Your goal: Restate the full set of records exactly, word for word.

════════════════

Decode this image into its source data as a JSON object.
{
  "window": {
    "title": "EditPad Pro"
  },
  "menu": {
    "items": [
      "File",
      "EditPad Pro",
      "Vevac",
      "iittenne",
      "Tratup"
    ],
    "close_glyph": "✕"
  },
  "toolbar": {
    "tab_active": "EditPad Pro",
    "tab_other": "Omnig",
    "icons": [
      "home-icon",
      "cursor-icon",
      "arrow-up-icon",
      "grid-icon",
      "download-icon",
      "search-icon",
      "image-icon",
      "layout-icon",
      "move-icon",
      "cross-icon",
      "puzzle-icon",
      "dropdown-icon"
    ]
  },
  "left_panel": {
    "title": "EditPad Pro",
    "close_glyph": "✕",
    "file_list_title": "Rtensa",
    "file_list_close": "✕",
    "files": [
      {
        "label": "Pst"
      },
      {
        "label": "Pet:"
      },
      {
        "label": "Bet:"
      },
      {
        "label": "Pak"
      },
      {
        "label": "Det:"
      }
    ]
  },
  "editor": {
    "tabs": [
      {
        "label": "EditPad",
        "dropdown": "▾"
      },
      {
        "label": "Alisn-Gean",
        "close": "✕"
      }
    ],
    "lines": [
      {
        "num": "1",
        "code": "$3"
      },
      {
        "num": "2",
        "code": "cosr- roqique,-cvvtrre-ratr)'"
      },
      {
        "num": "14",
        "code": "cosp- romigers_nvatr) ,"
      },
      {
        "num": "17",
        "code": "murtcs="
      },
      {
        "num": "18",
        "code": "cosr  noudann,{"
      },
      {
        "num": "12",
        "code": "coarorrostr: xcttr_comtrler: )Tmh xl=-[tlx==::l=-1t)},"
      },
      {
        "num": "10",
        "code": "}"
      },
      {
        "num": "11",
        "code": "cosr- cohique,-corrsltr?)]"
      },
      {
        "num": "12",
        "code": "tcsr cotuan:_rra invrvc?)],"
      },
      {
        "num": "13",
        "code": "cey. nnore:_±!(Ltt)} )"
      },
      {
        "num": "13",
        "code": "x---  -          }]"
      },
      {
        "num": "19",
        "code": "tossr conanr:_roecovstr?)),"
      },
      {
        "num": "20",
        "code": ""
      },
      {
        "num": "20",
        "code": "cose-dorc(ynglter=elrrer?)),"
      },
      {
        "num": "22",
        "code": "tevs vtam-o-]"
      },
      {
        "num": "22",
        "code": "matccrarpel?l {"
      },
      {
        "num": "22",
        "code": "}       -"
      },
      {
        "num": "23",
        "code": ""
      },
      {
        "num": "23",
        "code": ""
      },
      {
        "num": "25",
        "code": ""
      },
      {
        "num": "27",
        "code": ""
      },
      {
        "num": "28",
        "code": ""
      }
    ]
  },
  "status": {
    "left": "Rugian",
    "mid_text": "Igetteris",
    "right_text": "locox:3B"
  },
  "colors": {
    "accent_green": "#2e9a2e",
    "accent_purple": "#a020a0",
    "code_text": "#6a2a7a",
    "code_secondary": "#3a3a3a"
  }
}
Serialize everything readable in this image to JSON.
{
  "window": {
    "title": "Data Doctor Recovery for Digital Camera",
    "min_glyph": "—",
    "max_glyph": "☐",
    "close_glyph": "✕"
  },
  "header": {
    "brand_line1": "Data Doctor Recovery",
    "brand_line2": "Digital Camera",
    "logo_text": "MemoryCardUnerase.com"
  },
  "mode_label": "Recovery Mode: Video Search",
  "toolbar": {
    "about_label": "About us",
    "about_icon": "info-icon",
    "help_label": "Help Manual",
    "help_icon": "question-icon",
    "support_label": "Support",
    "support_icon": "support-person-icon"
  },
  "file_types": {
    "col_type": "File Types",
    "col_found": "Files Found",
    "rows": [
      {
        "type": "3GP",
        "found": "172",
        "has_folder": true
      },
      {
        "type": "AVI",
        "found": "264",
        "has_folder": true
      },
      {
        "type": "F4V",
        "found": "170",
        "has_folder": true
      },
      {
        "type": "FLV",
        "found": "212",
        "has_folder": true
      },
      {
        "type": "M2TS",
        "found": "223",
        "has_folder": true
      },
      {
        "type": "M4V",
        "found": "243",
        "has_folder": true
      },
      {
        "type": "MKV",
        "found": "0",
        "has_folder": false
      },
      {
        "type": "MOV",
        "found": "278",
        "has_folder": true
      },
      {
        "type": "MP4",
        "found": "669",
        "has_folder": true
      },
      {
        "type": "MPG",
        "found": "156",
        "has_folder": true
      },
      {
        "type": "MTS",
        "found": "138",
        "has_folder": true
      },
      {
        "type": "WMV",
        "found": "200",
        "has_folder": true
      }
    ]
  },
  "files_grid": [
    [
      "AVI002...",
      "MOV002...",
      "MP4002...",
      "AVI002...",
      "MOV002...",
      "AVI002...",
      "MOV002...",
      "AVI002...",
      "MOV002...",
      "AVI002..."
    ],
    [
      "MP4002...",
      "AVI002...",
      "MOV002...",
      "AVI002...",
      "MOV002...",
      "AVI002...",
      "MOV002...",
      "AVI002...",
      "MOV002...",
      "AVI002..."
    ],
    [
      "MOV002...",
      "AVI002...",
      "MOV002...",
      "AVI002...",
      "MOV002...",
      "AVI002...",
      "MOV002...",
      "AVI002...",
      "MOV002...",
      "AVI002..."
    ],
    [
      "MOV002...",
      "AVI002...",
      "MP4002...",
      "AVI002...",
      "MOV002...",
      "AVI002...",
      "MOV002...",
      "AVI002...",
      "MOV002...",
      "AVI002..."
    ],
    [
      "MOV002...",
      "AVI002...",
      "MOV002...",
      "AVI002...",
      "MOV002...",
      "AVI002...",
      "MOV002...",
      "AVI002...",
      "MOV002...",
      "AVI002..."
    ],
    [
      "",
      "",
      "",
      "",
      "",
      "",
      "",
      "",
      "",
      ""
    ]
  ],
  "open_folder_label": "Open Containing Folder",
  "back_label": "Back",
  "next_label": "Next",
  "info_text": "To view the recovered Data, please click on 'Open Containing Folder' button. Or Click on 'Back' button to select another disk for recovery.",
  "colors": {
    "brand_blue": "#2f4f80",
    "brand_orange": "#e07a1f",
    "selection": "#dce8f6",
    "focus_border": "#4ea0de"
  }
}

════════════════

Solution to the exercise:
Decode this image into its source data as a JSON object.
{
  "window": {
    "title": "EditPad Pro"
  },
  "menu": {
    "items": [
      "File",
      "EditPad Pro",
      "Vevac",
      "iittenne",
      "Tratup"
    ],
    "close_glyph": "✕"
  },
  "toolbar": {
    "tab_active": "EditPad Pro",
    "tab_other": "Omnig",
    "icons": [
      "home-icon",
      "cursor-icon",
      "arrow-up-icon",
      "grid-icon",
      "download-icon",
      "search-icon",
      "image-icon",
      "layout-icon",
      "move-icon",
      "cross-icon",
      "puzzle-icon",
      "dropdown-icon"
    ]
  },
  "left_panel": {
    "title": "EditPad Pro",
    "close_glyph": "✕",
    "file_list_title": "Rtensa",
    "file_list_close": "✕",
    "files": [
      {
        "label": "Pst"
      },
      {
        "label": "Pet:"
      },
      {
        "label": "Bet:"
      },
      {
        "label": "Pak"
      },
      {
        "label": "Det:"
      }
    ]
  },
  "editor": {
    "tabs": [
      {
        "label": "EditPad",
        "dropdown": "▾"
      },
      {
        "label": "Alisn-Gean",
        "close": "✕"
      }
    ],
    "lines": [
      {
        "num": "1",
        "code": "$3"
      },
      {
        "num": "2",
        "code": "cosr- roqique,-cvvtrre-ratr)'"
      },
      {
        "num": "14",
        "code": "cosp- romigers_nvatr) ,"
      },
      {
        "num": "17",
        "code": "murtcs="
      },
      {
        "num": "18",
        "code": "cosr  noudann,{"
      },
      {
        "num": "12",
        "code": "coarorrostr: xcttr_comtrler: )Tmh xl=-[tlx==::l=-1t)},"
      },
      {
        "num": "10",
        "code": "}"
      },
      {
        "num": "11",
        "code": "cosr- cohique,-corrsltr?)]"
      },
      {
        "num": "12",
        "code": "tcsr cotuan:_rra invrvc?)],"
      },
      {
        "num": "13",
        "code": "cey. nnore:_±!(Ltt)} )"
      },
      {
        "num": "13",
        "code": "x---  -          }]"
      },
      {
        "num": "19",
        "code": "tossr conanr:_roecovstr?)),"
      },
      {
        "num": "20",
        "code": ""
      },
      {
        "num": "20",
        "code": "cose-dorc(ynglter=elrrer?)),"
      },
      {
        "num": "22",
        "code": "tevs vtam-o-]"
      },
      {
        "num": "22",
        "code": "matccrarpel?l {"
      },
      {
        "num": "22",
        "code": "}       -"
      },
      {
        "num": "23",
        "code": ""
      },
      {
        "num": "23",
        "code": ""
      },
      {
        "num": "25",
        "code": ""
      },
      {
        "num": "27",
        "code": ""
      },
      {
        "num": "28",
        "code": ""
      }
    ]
  },
  "status": {
    "left": "Rugian",
    "mid_text": "Igetteris",
    "right_text": "locox:3B"
  },
  "colors": {
    "accent_green": "#2e9a2e",
    "accent_purple": "#a020a0",
    "code_text": "#6a2a7a",
    "code_secondary": "#3a3a3a"
  }
}
Serialize everything readable in this image to JSON.
{
  "window": {
    "title": "Data Doctor Recovery for Digital Camera",
    "min_glyph": "—",
    "max_glyph": "☐",
    "close_glyph": "✕"
  },
  "header": {
    "brand_line1": "Data Doctor Recovery",
    "brand_line2": "Digital Camera",
    "logo_text": "MemoryCardUnerase.com"
  },
  "mode_label": "Recovery Mode: Video Search",
  "toolbar": {
    "about_label": "About us",
    "about_icon": "info-icon",
    "help_label": "Help Manual",
    "help_icon": "question-icon",
    "support_label": "Support",
    "support_icon": "support-person-icon"
  },
  "file_types": {
    "col_type": "File Types",
    "col_found": "Files Found",
    "rows": [
      {
        "type": "3GP",
        "found": "172",
        "has_folder": true
      },
      {
        "type": "AVI",
        "found": "264",
        "has_folder": true
      },
      {
        "type": "F4V",
        "found": "170",
        "has_folder": true
      },
      {
        "type": "FLV",
        "found": "212",
        "has_folder": true
      },
      {
        "type": "M2TS",
        "found": "223",
        "has_folder": true
      },
      {
        "type": "M4V",
        "found": "243",
        "has_folder": true
      },
      {
        "type": "MKV",
        "found": "0",
        "has_folder": false
      },
      {
        "type": "MOV",
        "found": "278",
        "has_folder": true
      },
      {
        "type": "MP4",
        "found": "669",
        "has_folder": true
      },
      {
        "type": "MPG",
        "found": "156",
        "has_folder": true
      },
      {
        "type": "MTS",
        "found": "138",
        "has_folder": true
      },
      {
        "type": "WMV",
        "found": "200",
        "has_folder": true
      }
    ]
  },
  "files_grid": [
    [
      "AVI002...",
      "MOV002...",
      "MP4002...",
      "AVI002...",
      "MOV002...",
      "AVI002...",
      "MOV002...",
      "AVI002...",
      "MOV002...",
      "AVI002..."
    ],
    [
      "MP4002...",
      "AVI002...",
      "MOV002...",
      "AVI002...",
      "MOV002...",
      "AVI002...",
      "MOV002...",
      "AVI002...",
      "MOV002...",
      "AVI002..."
    ],
    [
      "MOV002...",
      "AVI002...",
      "MOV002...",
      "AVI002...",
      "MOV002...",
      "AVI002...",
      "MOV002...",
      "AVI002...",
      "MOV002...",
      "AVI002..."
    ],
    [
      "MOV002...",
      "AVI002...",
      "MP4002...",
      "AVI002...",
      "MOV002...",
      "AVI002...",
      "MOV002...",
      "AVI002...",
      "MOV002...",
      "AVI002..."
    ],
    [
      "MOV002...",
      "AVI002...",
      "MOV002...",
      "AVI002...",
      "MOV002...",
      "AVI002...",
      "MOV002...",
      "AVI002...",
      "MOV002...",
      "AVI002..."
    ],
    [
      "",
      "",
      "",
      "",
      "",
      "",
      "",
      "",
      "",
      ""
    ]
  ],
  "open_folder_label": "Open Containing Folder",
  "back_label": "Back",
  "next_label": "Next",
  "info_text": "To view the recovered Data, please click on 'Open Containing Folder' button. Or Click on 'Back' button to select another disk for recovery.",
  "colors": {
    "brand_blue": "#2f4f80",
    "brand_orange": "#e07a1f",
    "selection": "#dce8f6",
    "focus_border": "#4ea0de"
  }
}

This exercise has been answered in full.